■ Your objective
Please give back the listing exactly as it reads.

*** Excerpted data ***

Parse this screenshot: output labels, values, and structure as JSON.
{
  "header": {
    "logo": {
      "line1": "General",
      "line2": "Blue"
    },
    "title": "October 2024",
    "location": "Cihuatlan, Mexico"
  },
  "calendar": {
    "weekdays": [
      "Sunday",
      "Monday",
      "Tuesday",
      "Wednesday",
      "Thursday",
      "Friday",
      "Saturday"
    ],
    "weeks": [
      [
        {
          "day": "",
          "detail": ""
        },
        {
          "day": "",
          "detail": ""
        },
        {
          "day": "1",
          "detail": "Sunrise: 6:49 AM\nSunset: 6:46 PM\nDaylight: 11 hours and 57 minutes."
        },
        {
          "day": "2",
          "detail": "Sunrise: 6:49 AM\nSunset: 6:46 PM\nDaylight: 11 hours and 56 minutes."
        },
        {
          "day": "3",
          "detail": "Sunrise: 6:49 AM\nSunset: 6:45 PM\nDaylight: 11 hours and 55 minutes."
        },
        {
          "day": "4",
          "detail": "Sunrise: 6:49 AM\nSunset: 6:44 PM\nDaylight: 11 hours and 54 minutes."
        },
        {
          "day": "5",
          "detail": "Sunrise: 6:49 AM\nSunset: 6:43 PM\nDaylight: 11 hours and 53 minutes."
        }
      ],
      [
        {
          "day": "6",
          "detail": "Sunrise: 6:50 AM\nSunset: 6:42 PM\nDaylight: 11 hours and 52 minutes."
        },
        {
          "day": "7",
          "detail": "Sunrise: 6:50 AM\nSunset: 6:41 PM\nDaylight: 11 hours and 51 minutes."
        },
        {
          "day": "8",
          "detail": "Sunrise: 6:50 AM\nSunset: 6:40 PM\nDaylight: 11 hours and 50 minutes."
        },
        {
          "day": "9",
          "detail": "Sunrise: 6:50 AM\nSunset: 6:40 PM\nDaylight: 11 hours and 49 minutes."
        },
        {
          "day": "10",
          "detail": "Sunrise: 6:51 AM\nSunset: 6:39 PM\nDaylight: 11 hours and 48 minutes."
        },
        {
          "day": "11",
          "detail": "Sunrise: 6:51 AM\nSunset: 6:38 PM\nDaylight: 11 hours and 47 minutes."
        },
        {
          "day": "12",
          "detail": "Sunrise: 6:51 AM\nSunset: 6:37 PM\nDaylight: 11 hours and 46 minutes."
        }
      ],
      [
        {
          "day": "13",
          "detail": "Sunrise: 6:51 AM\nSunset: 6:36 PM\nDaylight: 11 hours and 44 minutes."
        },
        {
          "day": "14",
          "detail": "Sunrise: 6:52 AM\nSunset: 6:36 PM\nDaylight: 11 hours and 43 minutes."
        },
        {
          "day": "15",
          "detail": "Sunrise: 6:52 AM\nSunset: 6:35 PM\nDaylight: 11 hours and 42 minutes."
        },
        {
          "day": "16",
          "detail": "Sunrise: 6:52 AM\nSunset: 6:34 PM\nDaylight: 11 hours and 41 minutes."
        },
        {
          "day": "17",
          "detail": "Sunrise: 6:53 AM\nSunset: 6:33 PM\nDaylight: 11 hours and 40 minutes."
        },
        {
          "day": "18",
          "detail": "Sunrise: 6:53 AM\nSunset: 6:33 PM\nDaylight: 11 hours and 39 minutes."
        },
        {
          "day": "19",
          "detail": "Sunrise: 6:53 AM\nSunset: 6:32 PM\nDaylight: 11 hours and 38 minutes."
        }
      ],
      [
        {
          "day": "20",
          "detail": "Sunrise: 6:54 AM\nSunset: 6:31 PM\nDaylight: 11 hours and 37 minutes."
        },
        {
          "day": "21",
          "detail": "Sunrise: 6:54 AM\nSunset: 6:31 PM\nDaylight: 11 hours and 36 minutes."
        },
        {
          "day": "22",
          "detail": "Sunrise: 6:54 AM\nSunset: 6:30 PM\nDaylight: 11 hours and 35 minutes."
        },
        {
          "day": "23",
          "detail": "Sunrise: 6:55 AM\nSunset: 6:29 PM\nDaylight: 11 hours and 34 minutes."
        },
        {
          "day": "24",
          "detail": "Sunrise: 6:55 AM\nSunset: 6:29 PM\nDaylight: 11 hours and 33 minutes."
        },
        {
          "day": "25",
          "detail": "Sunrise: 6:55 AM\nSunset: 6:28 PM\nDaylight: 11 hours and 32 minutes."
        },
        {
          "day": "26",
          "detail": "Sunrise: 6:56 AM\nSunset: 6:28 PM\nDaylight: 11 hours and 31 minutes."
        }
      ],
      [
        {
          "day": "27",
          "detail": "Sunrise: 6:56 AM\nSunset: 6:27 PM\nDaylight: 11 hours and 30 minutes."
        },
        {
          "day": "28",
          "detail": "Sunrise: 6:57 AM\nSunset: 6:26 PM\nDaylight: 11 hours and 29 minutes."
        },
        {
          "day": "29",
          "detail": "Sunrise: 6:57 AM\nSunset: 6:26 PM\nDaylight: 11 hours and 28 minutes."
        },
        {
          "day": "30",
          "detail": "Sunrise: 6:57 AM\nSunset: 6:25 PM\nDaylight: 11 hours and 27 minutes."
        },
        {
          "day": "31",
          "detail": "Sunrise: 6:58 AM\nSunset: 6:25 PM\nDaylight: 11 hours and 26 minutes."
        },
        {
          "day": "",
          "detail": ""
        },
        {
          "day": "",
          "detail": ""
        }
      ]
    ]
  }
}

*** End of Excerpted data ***

■ Solution
Parse this screenshot: output labels, values, and structure as JSON.
{
  "header": {
    "logo": {
      "line1": "General",
      "line2": "Blue"
    },
    "title": "October 2024",
    "location": "Cihuatlan, Mexico"
  },
  "calendar": {
    "weekdays": [
      "Sunday",
      "Monday",
      "Tuesday",
      "Wednesday",
      "Thursday",
      "Friday",
      "Saturday"
    ],
    "weeks": [
      [
        {
          "day": "",
          "detail": ""
        },
        {
          "day": "",
          "detail": ""
        },
        {
          "day": "1",
          "detail": "Sunrise: 6:49 AM\nSunset: 6:46 PM\nDaylight: 11 hours and 57 minutes."
        },
        {
          "day": "2",
          "detail": "Sunrise: 6:49 AM\nSunset: 6:46 PM\nDaylight: 11 hours and 56 minutes."
        },
        {
          "day": "3",
          "detail": "Sunrise: 6:49 AM\nSunset: 6:45 PM\nDaylight: 11 hours and 55 minutes."
        },
        {
          "day": "4",
          "detail": "Sunrise: 6:49 AM\nSunset: 6:44 PM\nDaylight: 11 hours and 54 minutes."
        },
        {
          "day": "5",
          "detail": "Sunrise: 6:49 AM\nSunset: 6:43 PM\nDaylight: 11 hours and 53 minutes."
        }
      ],
      [
        {
          "day": "6",
          "detail": "Sunrise: 6:50 AM\nSunset: 6:42 PM\nDaylight: 11 hours and 52 minutes."
        },
        {
          "day": "7",
          "detail": "Sunrise: 6:50 AM\nSunset: 6:41 PM\nDaylight: 11 hours and 51 minutes."
        },
        {
          "day": "8",
          "detail": "Sunrise: 6:50 AM\nSunset: 6:40 PM\nDaylight: 11 hours and 50 minutes."
        },
        {
          "day": "9",
          "detail": "Sunrise: 6:50 AM\nSunset: 6:40 PM\nDaylight: 11 hours and 49 minutes."
        },
        {
          "day": "10",
          "detail": "Sunrise: 6:51 AM\nSunset: 6:39 PM\nDaylight: 11 hours and 48 minutes."
        },
        {
          "day": "11",
          "detail": "Sunrise: 6:51 AM\nSunset: 6:38 PM\nDaylight: 11 hours and 47 minutes."
        },
        {
          "day": "12",
          "detail": "Sunrise: 6:51 AM\nSunset: 6:37 PM\nDaylight: 11 hours and 46 minutes."
        }
      ],
      [
        {
          "day": "13",
          "detail": "Sunrise: 6:51 AM\nSunset: 6:36 PM\nDaylight: 11 hours and 44 minutes."
        },
        {
          "day": "14",
          "detail": "Sunrise: 6:52 AM\nSunset: 6:36 PM\nDaylight: 11 hours and 43 minutes."
        },
        {
          "day": "15",
          "detail": "Sunrise: 6:52 AM\nSunset: 6:35 PM\nDaylight: 11 hours and 42 minutes."
        },
        {
          "day": "16",
          "detail": "Sunrise: 6:52 AM\nSunset: 6:34 PM\nDaylight: 11 hours and 41 minutes."
        },
        {
          "day": "17",
          "detail": "Sunrise: 6:53 AM\nSunset: 6:33 PM\nDaylight: 11 hours and 40 minutes."
        },
        {
          "day": "18",
          "detail": "Sunrise: 6:53 AM\nSunset: 6:33 PM\nDaylight: 11 hours and 39 minutes."
        },
        {
          "day": "19",
          "detail": "Sunrise: 6:53 AM\nSunset: 6:32 PM\nDaylight: 11 hours and 38 minutes."
        }
      ],
      [
        {
          "day": "20",
          "detail": "Sunrise: 6:54 AM\nSunset: 6:31 PM\nDaylight: 11 hours and 37 minutes."
        },
        {
          "day": "21",
          "detail": "Sunrise: 6:54 AM\nSunset: 6:31 PM\nDaylight: 11 hours and 36 minutes."
        },
        {
          "day": "22",
          "detail": "Sunrise: 6:54 AM\nSunset: 6:30 PM\nDaylight: 11 hours and 35 minutes."
        },
        {
          "day": "23",
          "detail": "Sunrise: 6:55 AM\nSunset: 6:29 PM\nDaylight: 11 hours and 34 minutes."
        },
        {
          "day": "24",
          "detail": "Sunrise: 6:55 AM\nSunset: 6:29 PM\nDaylight: 11 hours and 33 minutes."
        },
        {
          "day": "25",
          "detail": "Sunrise: 6:55 AM\nSunset: 6:28 PM\nDaylight: 11 hours and 32 minutes."
        },
        {
          "day": "26",
          "detail": "Sunrise: 6:56 AM\nSunset: 6:28 PM\nDaylight: 11 hours and 31 minutes."
        }
      ],
      [
        {
          "day": "27",
          "detail": "Sunrise: 6:56 AM\nSunset: 6:27 PM\nDaylight: 11 hours and 30 minutes."
        },
        {
          "day": "28",
          "detail": "Sunrise: 6:57 AM\nSunset: 6:26 PM\nDaylight: 11 hours and 29 minutes."
        },
        {
          "day": "29",
          "detail": "Sunrise: 6:57 AM\nSunset: 6:26 PM\nDaylight: 11 hours and 28 minutes."
        },
        {
          "day": "30",
          "detail": "Sunrise: 6:57 AM\nSunset: 6:25 PM\nDaylight: 11 hours and 27 minutes."
        },
        {
          "day": "31",
          "detail": "Sunrise: 6:58 AM\nSunset: 6:25 PM\nDaylight: 11 hours and 26 minutes."
        },
        {
          "day": "",
          "detail": ""
        },
        {
          "day": "",
          "detail": ""
        }
      ]
    ]
  }
}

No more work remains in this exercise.